ritually washed before putting on holy garments (we are, in a sense, priests
continuously after baptism): Exo 40:12-15, Lev 8:6-9. Aaron washed particularly
before changing garments on the Day of Atonement: Lev
- Gr "baptizo" occurs twice in LXX; one is
2Ki 5:14 (Naaman washed 7 times in Jordan and was healed from
Pervasive theme in OT; note washing and changing garments
- Putting off the old: Rom 13:12; Eph 4:22; Col
- Putting on the new: Rom 13:14; Gal
3:27; Eph 4:24; Col 3:10,12,14.
In Christ's parables:
- Adam and Eve exchanged their own provision (fig
leaves) for skins of God's giving: Gen
- Joseph and Jehoiachin re-clothed on
release from prison: Gen 41:14; 2Ki
- Elisha rent his own clothes and took up
Elijah's mantle: 2Ki 2:12,13.
- Joshua son of
Josedech exchanged filthy garments for new ones: Zec
In his miracles:
- The wedding feast: Mat 22:11,12 (cp Isa
- The old garment and the new piece: Mark
- The good Samaritan: Luke
- The prodigal son: Luke
Canceling sins --
- Bartimaeus cast away his garment: Mark
- Legion clothed: Luke
- Acts 2:38; 22:16; Col
- Of John's baptism also: Luke 1:77; Mark
Change of allegiance --
- A new creature: Rom 6:4; 2Co 5:17; Gal
- Born again: John 1:13; 3:3,5; 1Pe 1:3,23;
- Renewal of the mind: Rom 12:2; 2Co 4:16; Eph
5:26; Col 3:10; Tit 3:5.
- Note: after "baptizing"
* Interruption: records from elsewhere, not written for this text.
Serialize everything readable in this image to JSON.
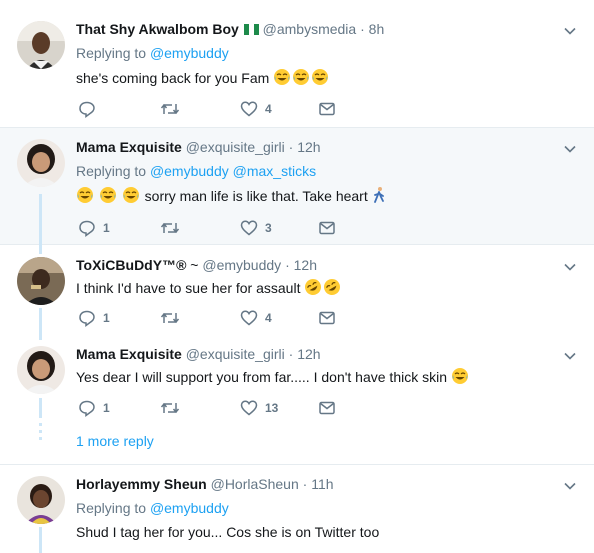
{
  "tweets": [
    {
      "name": "That Shy Akwalbom Boy",
      "handle": "@ambysmedia",
      "time": "8h",
      "replying_label": "Replying to",
      "replying_to": [
        "@emybuddy"
      ],
      "text": "she's coming back for you Fam",
      "emojis": [
        "tears-of-joy-emoji",
        "tears-of-joy-emoji",
        "tears-of-joy-emoji"
      ],
      "counts": {
        "reply": "",
        "retweet": "",
        "like": "4"
      }
    },
    {
      "name": "Mama Exquisite",
      "handle": "@exquisite_girli",
      "time": "12h",
      "replying_label": "Replying to",
      "replying_to": [
        "@emybuddy",
        "@max_sticks"
      ],
      "text": "sorry man life is like that. Take heart",
      "counts": {
        "reply": "1",
        "retweet": "",
        "like": "3"
      }
    },
    {
      "name": "ToXiCBuDdY™®",
      "name_suffix": "~",
      "handle": "@emybuddy",
      "time": "12h",
      "text": "I think I'd have to sue her for assault",
      "counts": {
        "reply": "1",
        "retweet": "",
        "like": "4"
      }
    },
    {
      "name": "Mama Exquisite",
      "handle": "@exquisite_girli",
      "time": "12h",
      "text": "Yes dear I will support you from far..... I don't have thick skin",
      "counts": {
        "reply": "1",
        "retweet": "",
        "like": "13"
      }
    },
    {
      "name": "Horlayemmy Sheun",
      "handle": "@HorlaSheun",
      "time": "11h",
      "replying_label": "Replying to",
      "replying_to": [
        "@emybuddy"
      ],
      "text": "Shud I tag her for you... Cos she is on Twitter too"
    }
  ],
  "more_replies": "1 more reply",
  "colors": {
    "accent": "#1da1f2",
    "muted": "#657786",
    "thread": "#cde6f7",
    "highlight_bg": "#f5f8fa"
  },
  "icons": [
    "reply-icon",
    "retweet-icon",
    "like-icon",
    "message-icon",
    "caret-down-icon",
    "nigeria-flag-icon"
  ]
}
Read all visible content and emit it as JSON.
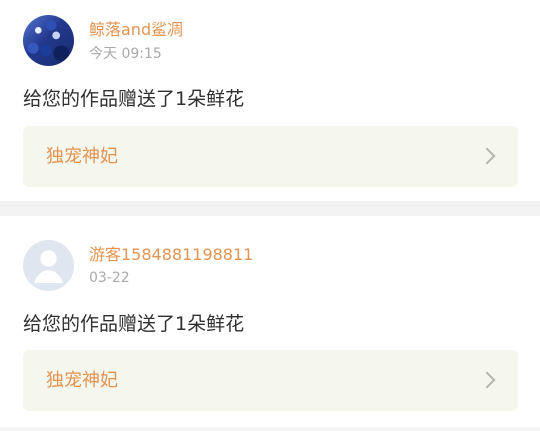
{
  "items": [
    {
      "username": "鲸落and鲨凋",
      "time": "今天 09:15",
      "message": "给您的作品赠送了1朵鲜花",
      "work_title": "独宠神妃",
      "avatar_icon": "user-photo-avatar",
      "arrow_icon": "chevron-right"
    },
    {
      "username": "游客1584881198811",
      "time": "03-22",
      "message": "给您的作品赠送了1朵鲜花",
      "work_title": "独宠神妃",
      "avatar_icon": "default-user-avatar",
      "arrow_icon": "chevron-right"
    }
  ]
}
himself (LXX) in Jordan, Naaman's flesh was as a newborn child's: 2Ki
Baptism is typically "into the name" of the Lord. The Greek is
'eis to onoma', a term used in Greek banking when a sum of money was placed "in
the credit of" another person. This would imply that when baptized we are "made
over" to Christ. Also, as truly as a bride takes on the name of her husband, so
we take on the name of Christ.
Enrolling in a new family or community --
Through baptism, we become sons and servants of God, join the
one body of Christ, become heirs of the promises to Abraham, are lifted into
heavenly places: John 1:12; Rom 6:17-22; 1Co 12:13; 15:22; Gal 3:26-29; Eph
2:6,13,19; 3:6; Col 1:13.
Both Old and New Testaments occasionally use the idiomatic
expression "upon whom the name of God is called". When this idea is used with
other names it refers to adoption of a new family name, for example: Est 2:14;
Gen 21:12; 48:16, Isa 4:1.
With God's own name it is used of:
This is the background to the NT usage, closely linked with
the idea of baptism: James 2:7; Acts 15:17 (= Amos 9:12, and note Acts 15:14);
Acts 22:16. Note too the name in the forehead of the High Priest: Exo 28:36 (cp
Eze 9:4; Rev 14:1).
- the people: Deu 28:10; 2Ch 7:14; Isa 43:7;
63:19; Jer 14:9;
- Jeremiah himself: Jer
- Jerusalem and its people: Jer 25:29; Dan
- the ark: 2Sa 6:2; 1Ch
- the temple: Jer 7:10,11,14,30; 32:34;
34:15; 1Ki 8:43; 2Ch 6:33; and
- certain Gentiles: